$\begingroup$

I'm aware that memory mapped addresses that point to registers are sometimes used to control hardware devices. Is that the only way they're controlled? I started asking about how software talks to hardware and most people told me about using registers and memory addresses to talk to devices. Is that the only way software and hardware interact? Thanks!

$\endgroup$
  • $\begingroup$ @jsotola Sorry, I didn't intend to put 3 questions in, I just thought it was the best way to phrase it at the time. $\endgroup$ – Adi Y Jul 8 at 20:50
3
$\begingroup$

most people told me about using registers and memory addresses to talk to devices

Shortly, that is the correct answer - if you are interested how software will (ultimately) talk to hardware. How hardware can have an impact on software, things get a lot more complicated.

If you want to understand deeply how things happen, you should study how micro-controllers are implemented. Studying the famous 8051 is a very good start, and there are countless books and articles about it. You will have the chance to understand timers, interrupts, ports, buses...

$\endgroup$
  • $\begingroup$ Ok, I'll go pickup some 8 bit MCUs and see how they work. Should I just work up in complexity from there until I reach modern 64-bit CPUs? $\endgroup$ – Adi Y Jul 8 at 20:52
0
$\begingroup$

No. You are talking about memory-mapped I/O. It means that the CPU see the hardware as if it would be some like a memory module.

All the robots have these three components:

  1. a controlling mechanism. It means a collection of chips.
  2. sensors (to know the world around them).
  3. and motors (or, more generally, end-effectors. For example, a robot capable to heat its arms has a non-mechanical end-effector).

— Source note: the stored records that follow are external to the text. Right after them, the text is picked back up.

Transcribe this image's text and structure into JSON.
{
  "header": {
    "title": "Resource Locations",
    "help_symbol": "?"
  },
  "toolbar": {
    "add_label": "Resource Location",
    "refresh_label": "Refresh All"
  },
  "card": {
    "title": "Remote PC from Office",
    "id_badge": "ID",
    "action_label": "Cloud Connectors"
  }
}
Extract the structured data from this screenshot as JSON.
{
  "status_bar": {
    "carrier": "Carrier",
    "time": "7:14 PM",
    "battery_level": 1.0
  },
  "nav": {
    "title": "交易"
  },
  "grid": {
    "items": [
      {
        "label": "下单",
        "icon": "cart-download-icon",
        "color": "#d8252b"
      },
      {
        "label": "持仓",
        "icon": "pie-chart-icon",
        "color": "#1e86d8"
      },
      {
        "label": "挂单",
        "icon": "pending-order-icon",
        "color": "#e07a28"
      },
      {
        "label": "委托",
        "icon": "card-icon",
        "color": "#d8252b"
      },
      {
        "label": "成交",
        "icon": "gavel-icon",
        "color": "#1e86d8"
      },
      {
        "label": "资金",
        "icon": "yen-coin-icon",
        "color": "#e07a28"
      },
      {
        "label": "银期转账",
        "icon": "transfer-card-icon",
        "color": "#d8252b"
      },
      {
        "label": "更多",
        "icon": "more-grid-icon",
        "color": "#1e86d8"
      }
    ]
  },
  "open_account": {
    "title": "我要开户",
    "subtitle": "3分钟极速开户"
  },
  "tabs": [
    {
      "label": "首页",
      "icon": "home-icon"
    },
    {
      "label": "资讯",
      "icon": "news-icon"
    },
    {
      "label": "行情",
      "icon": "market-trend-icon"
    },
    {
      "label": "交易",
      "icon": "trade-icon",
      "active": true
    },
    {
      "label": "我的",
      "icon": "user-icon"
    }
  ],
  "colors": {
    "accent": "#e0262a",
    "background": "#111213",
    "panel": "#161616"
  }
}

(1) gets the data from the sensors (2), and using the collected data, says to (3) what to do.

All the chips have a set of pins. They can send voltage to them, or they can read the voltage on them send by others. The sensors and the end-effectors use electronical (or physical, chemical, anything) means to convert between the voltage on the pins and the external world. This might be quite complex, for example until the $\mu A$, 5V current becomes a regulated 3-phase, 50Hz, 380V current on a large industry robot, the steps are not trivial.

But this all is not important. The only important thing is that the CPU has to communicate somehow with the other chips/devices of the robot, and the only question is, how do we call the pins and what type of pins are on which the communication is going on.

A simple way, with some disadvantages, if the CPU see the hardware, as if it would be a memory block. If you write a data to a specific memory address, you send data to a device.

Another possibility is to have dedicated pins for I/O, it is the port-mapped I/O.

Mainly large mainframes had also specific I/O coprocessors, i.e. mediating chips only for I/O tasks.

$\endgroup$

Your Answer

By clicking “Post Your Answer”, you agree to our terms of service, privacy policy and cookie policy

Not the answer you're looking for? Browse other questions tagged or ask your own question.